▶ [Action item]:
Your answer should restate each line of the data below word for word.

▶ [Data to process]:
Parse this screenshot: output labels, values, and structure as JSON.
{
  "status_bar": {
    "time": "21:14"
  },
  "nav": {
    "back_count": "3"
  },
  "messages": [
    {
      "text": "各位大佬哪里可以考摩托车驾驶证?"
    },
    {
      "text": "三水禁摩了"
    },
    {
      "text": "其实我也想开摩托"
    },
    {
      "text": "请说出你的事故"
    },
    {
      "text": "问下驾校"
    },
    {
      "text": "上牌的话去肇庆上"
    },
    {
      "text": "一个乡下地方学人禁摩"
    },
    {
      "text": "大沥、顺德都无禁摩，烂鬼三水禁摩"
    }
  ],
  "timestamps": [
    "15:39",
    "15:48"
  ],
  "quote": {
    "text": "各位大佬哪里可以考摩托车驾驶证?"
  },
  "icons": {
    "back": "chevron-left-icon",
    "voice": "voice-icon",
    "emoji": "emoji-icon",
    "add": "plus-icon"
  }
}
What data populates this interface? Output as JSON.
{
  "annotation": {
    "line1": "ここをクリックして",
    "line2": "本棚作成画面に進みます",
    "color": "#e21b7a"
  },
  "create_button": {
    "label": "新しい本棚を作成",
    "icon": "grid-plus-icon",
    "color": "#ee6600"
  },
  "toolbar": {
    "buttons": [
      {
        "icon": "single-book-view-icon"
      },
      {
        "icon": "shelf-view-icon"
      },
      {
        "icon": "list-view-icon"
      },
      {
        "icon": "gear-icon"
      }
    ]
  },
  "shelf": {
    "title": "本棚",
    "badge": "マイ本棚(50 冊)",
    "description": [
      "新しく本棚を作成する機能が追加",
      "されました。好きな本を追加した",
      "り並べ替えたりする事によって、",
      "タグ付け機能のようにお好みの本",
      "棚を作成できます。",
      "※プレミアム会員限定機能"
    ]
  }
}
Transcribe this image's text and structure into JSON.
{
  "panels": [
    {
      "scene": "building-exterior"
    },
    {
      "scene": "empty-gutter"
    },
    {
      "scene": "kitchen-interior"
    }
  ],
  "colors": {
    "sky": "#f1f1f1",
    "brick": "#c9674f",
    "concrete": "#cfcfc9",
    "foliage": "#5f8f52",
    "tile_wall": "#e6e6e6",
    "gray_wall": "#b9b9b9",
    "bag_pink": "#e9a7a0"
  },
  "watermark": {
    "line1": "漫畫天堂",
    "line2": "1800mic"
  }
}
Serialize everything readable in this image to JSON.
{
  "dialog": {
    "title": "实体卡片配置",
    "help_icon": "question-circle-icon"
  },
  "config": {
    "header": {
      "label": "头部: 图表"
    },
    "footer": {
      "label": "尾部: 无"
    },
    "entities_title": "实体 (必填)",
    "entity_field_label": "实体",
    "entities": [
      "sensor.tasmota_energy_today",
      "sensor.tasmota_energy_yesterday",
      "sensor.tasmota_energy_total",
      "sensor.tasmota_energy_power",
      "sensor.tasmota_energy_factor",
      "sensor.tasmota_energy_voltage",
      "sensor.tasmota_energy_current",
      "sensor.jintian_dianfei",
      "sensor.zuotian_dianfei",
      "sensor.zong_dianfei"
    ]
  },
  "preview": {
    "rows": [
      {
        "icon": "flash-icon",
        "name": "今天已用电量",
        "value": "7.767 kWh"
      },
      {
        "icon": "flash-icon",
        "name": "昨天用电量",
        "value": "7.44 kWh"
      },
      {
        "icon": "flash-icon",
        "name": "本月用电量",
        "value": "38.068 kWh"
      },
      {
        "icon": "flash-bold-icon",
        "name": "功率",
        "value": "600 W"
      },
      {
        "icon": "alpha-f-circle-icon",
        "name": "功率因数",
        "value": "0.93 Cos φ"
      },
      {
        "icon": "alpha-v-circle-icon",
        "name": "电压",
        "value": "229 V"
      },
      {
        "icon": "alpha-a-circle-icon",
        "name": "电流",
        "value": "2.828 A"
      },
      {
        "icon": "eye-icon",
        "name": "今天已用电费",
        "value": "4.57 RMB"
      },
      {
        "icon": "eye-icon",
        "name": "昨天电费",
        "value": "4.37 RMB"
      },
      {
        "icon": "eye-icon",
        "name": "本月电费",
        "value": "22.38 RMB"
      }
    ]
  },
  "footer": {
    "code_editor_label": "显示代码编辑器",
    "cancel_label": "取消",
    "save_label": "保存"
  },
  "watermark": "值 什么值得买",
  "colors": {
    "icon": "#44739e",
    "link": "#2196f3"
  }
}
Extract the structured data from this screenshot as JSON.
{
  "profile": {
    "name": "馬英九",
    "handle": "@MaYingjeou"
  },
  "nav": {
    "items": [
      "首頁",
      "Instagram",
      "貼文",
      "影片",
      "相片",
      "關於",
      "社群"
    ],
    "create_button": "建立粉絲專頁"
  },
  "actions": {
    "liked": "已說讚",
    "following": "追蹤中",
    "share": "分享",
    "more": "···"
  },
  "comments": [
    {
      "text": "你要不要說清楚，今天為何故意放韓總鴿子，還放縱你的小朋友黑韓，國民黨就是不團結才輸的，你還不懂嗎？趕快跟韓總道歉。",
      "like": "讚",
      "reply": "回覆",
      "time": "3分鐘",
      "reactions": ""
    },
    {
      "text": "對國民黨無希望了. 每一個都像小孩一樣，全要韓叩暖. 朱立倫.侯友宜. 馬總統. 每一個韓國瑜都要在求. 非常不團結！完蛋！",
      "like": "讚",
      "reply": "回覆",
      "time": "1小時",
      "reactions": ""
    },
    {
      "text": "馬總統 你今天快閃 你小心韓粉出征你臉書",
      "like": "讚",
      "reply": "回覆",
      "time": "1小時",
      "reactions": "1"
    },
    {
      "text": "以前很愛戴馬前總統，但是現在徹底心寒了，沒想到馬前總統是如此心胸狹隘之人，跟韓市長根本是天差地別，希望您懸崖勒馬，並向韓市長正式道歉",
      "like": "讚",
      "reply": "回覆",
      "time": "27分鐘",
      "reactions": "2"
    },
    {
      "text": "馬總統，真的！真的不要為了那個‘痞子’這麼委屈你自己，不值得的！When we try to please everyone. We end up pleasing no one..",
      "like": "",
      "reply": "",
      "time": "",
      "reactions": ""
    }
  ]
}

▶ [Result for this task]:
Parse this screenshot: output labels, values, and structure as JSON.
{
  "status_bar": {
    "time": "21:14"
  },
  "nav": {
    "back_count": "3"
  },
  "messages": [
    {
      "text": "各位大佬哪里可以考摩托车驾驶证?"
    },
    {
      "text": "三水禁摩了"
    },
    {
      "text": "其实我也想开摩托"
    },
    {
      "text": "请说出你的事故"
    },
    {
      "text": "问下驾校"
    },
    {
      "text": "上牌的话去肇庆上"
    },
    {
      "text": "一个乡下地方学人禁摩"
    },
    {
      "text": "大沥、顺德都无禁摩，烂鬼三水禁摩"
    }
  ],
  "timestamps": [
    "15:39",
    "15:48"
  ],
  "quote": {
    "text": "各位大佬哪里可以考摩托车驾驶证?"
  },
  "icons": {
    "back": "chevron-left-icon",
    "voice": "voice-icon",
    "emoji": "emoji-icon",
    "add": "plus-icon"
  }
}
What data populates this interface? Output as JSON.
{
  "annotation": {
    "line1": "ここをクリックして",
    "line2": "本棚作成画面に進みます",
    "color": "#e21b7a"
  },
  "create_button": {
    "label": "新しい本棚を作成",
    "icon": "grid-plus-icon",
    "color": "#ee6600"
  },
  "toolbar": {
    "buttons": [
      {
        "icon": "single-book-view-icon"
      },
      {
        "icon": "shelf-view-icon"
      },
      {
        "icon": "list-view-icon"
      },
      {
        "icon": "gear-icon"
      }
    ]
  },
  "shelf": {
    "title": "本棚",
    "badge": "マイ本棚(50 冊)",
    "description": [
      "新しく本棚を作成する機能が追加",
      "されました。好きな本を追加した",
      "り並べ替えたりする事によって、",
      "タグ付け機能のようにお好みの本",
      "棚を作成できます。",
      "※プレミアム会員限定機能"
    ]
  }
}
Transcribe this image's text and structure into JSON.
{
  "panels": [
    {
      "scene": "building-exterior"
    },
    {
      "scene": "empty-gutter"
    },
    {
      "scene": "kitchen-interior"
    }
  ],
  "colors": {
    "sky": "#f1f1f1",
    "brick": "#c9674f",
    "concrete": "#cfcfc9",
    "foliage": "#5f8f52",
    "tile_wall": "#e6e6e6",
    "gray_wall": "#b9b9b9",
    "bag_pink": "#e9a7a0"
  },
  "watermark": {
    "line1": "漫畫天堂",
    "line2": "1800mic"
  }
}
Serialize everything readable in this image to JSON.
{
  "dialog": {
    "title": "实体卡片配置",
    "help_icon": "question-circle-icon"
  },
  "config": {
    "header": {
      "label": "头部: 图表"
    },
    "footer": {
      "label": "尾部: 无"
    },
    "entities_title": "实体 (必填)",
    "entity_field_label": "实体",
    "entities": [
      "sensor.tasmota_energy_today",
      "sensor.tasmota_energy_yesterday",
      "sensor.tasmota_energy_total",
      "sensor.tasmota_energy_power",
      "sensor.tasmota_energy_factor",
      "sensor.tasmota_energy_voltage",
      "sensor.tasmota_energy_current",
      "sensor.jintian_dianfei",
      "sensor.zuotian_dianfei",
      "sensor.zong_dianfei"
    ]
  },
  "preview": {
    "rows": [
      {
        "icon": "flash-icon",
        "name": "今天已用电量",
        "value": "7.767 kWh"
      },
      {
        "icon": "flash-icon",
        "name": "昨天用电量",
        "value": "7.44 kWh"
      },
      {
        "icon": "flash-icon",
        "name": "本月用电量",
        "value": "38.068 kWh"
      },
      {
        "icon": "flash-bold-icon",
        "name": "功率",
        "value": "600 W"
      },
      {
        "icon": "alpha-f-circle-icon",
        "name": "功率因数",
        "value": "0.93 Cos φ"
      },
      {
        "icon": "alpha-v-circle-icon",
        "name": "电压",
        "value": "229 V"
      },
      {
        "icon": "alpha-a-circle-icon",
        "name": "电流",
        "value": "2.828 A"
      },
      {
        "icon": "eye-icon",
        "name": "今天已用电费",
        "value": "4.57 RMB"
      },
      {
        "icon": "eye-icon",
        "name": "昨天电费",
        "value": "4.37 RMB"
      },
      {
        "icon": "eye-icon",
        "name": "本月电费",
        "value": "22.38 RMB"
      }
    ]
  },
  "footer": {
    "code_editor_label": "显示代码编辑器",
    "cancel_label": "取消",
    "save_label": "保存"
  },
  "watermark": "值 什么值得买",
  "colors": {
    "icon": "#44739e",
    "link": "#2196f3"
  }
}
Extract the structured data from this screenshot as JSON.
{
  "profile": {
    "name": "馬英九",
    "handle": "@MaYingjeou"
  },
  "nav": {
    "items": [
      "首頁",
      "Instagram",
      "貼文",
      "影片",
      "相片",
      "關於",
      "社群"
    ],
    "create_button": "建立粉絲專頁"
  },
  "actions": {
    "liked": "已說讚",
    "following": "追蹤中",
    "share": "分享",
    "more": "···"
  },
  "comments": [
    {
      "text": "你要不要說清楚，今天為何故意放韓總鴿子，還放縱你的小朋友黑韓，國民黨就是不團結才輸的，你還不懂嗎？趕快跟韓總道歉。",
      "like": "讚",
      "reply": "回覆",
      "time": "3分鐘",
      "reactions": ""
    },
    {
      "text": "對國民黨無希望了. 每一個都像小孩一樣，全要韓叩暖. 朱立倫.侯友宜. 馬總統. 每一個韓國瑜都要在求. 非常不團結！完蛋！",
      "like": "讚",
      "reply": "回覆",
      "time": "1小時",
      "reactions": ""
    },
    {
      "text": "馬總統 你今天快閃 你小心韓粉出征你臉書",
      "like": "讚",
      "reply": "回覆",
      "time": "1小時",
      "reactions": "1"
    },
    {
      "text": "以前很愛戴馬前總統，但是現在徹底心寒了，沒想到馬前總統是如此心胸狹隘之人，跟韓市長根本是天差地別，希望您懸崖勒馬，並向韓市長正式道歉",
      "like": "讚",
      "reply": "回覆",
      "time": "27分鐘",
      "reactions": "2"
    },
    {
      "text": "馬總統，真的！真的不要為了那個‘痞子’這麼委屈你自己，不值得的！When we try to please everyone. We end up pleasing no one..",
      "like": "",
      "reply": "",
      "time": "",
      "reactions": ""
    }
  ]
}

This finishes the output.